Franz Marc, Fighting Forms, 1914, Staatsgalerie moderner Kunst, Munich
Painting the Future
November 23, 2016
What our minds perceive as “Reality” is an illusion.
Vision isn’t simply the result of photons pouring into our eyes’ photoreceptors. Instead, different areas of the brain independently process a vast overflow of color, form, contour, and depth information.
Then the brain edits the accumulated visual data into a simplified picture that allows us to function on a day-to-day basis.
The creative process works the other way around. While the brain down-samples what is into what isn’t, artists use the same information to take what is and up-sample it to imagine what might be.
In Marshall McLuhan’s words, “Art, at its most significant, is a Distant Early Warning system that can always be relied on to tell the old culture what is beginning to happen to it.”
Two artists who pulled it off are Franz Marc and Jackson Pollock.
Franz Marc was one of the first artists to break away from representational imagery into pure abstraction.
He died at the age of 36 in 1916 at the Battle of Verdun in World War I. If he’d lived, I think he would have been the greatest abstract painter of his time.
To my eye, his most important painting is Fighting Forms, painted in 1914 (pictured above). About three feet high by four feet wide, its technique is completely traditional, however the image-space it represents is anything but.
It’s uncanny how closely Marc’s Fighting Forms resembles recent photographs of violent galaxy collisions such as the one below.
Colliding galaxies NGC 2207 and IC 2163, ESA/NASA/Hubble Space Telescope
I got my first good look at Jackson Pollock’s “Action Paintings” when I was 15 at a retrospective of his work in the Spring of 1967 at New York’s Museum of Modern Art.
I remember that these were the biggest paintings I’d ever laid eyes on, and that their aesthetic was different from anything I’d seen before.
Unlike Marc, Pollock didn’t pre-stretch his canvases or mix paint on a palette. Instead, he tacked large canvases to the floor, and flung, flicked, dripped, and splattered the paint across their surfaces.
Jackson Pollock, Number 32, 1950, Kunstsammlung Nordrhein-Westfalen, Düsseldorf, Germany
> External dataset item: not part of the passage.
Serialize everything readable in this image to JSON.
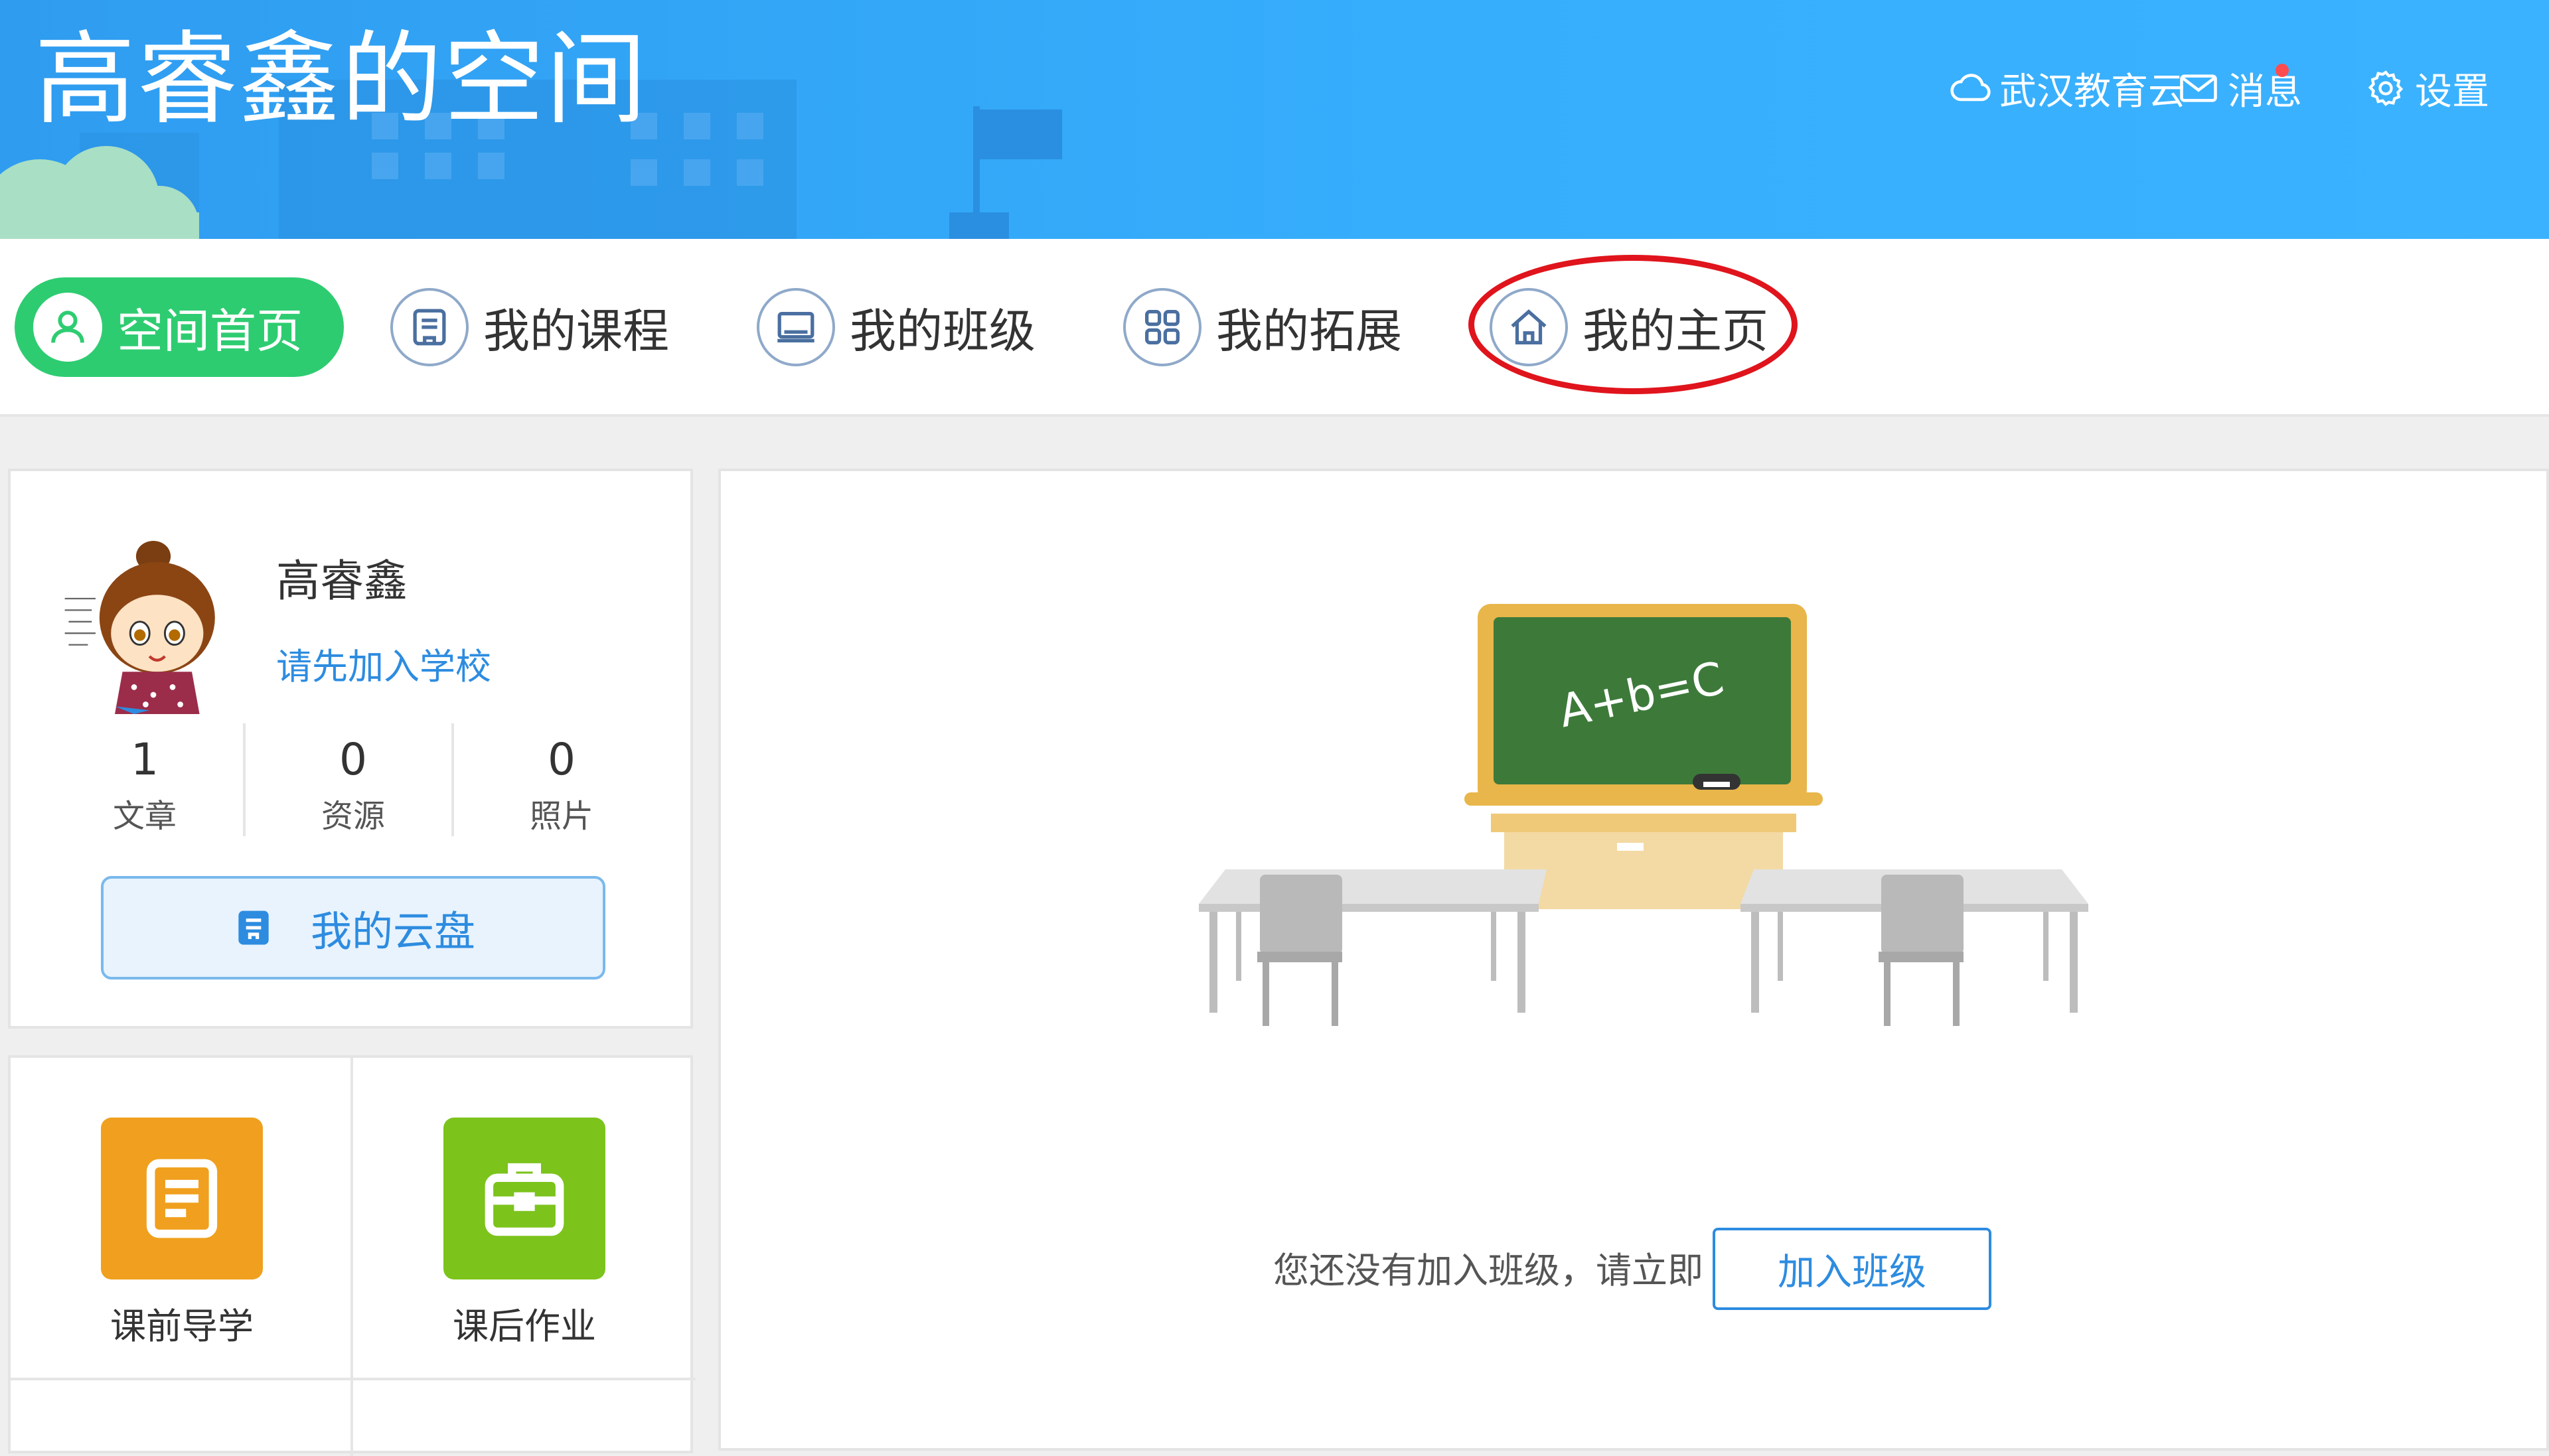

The Big Picture
Pollock died in a car crash in 1956 at age forty-four. He had this to say about his compositions: “My paintings do not have a center, but depend on the same amount of interest throughout.”
Which is pretty much how the Universe turns out to be organized, as shown in the below image from a computer simulation of the Cosmic Web created at the Max Planck Institute for Astrophysics in 2005 that visualizes 0.0000001% of the trillions of galaxies that make up the known universe.
Cosmic Web Simulation, Max Planck Institute for Astrophysics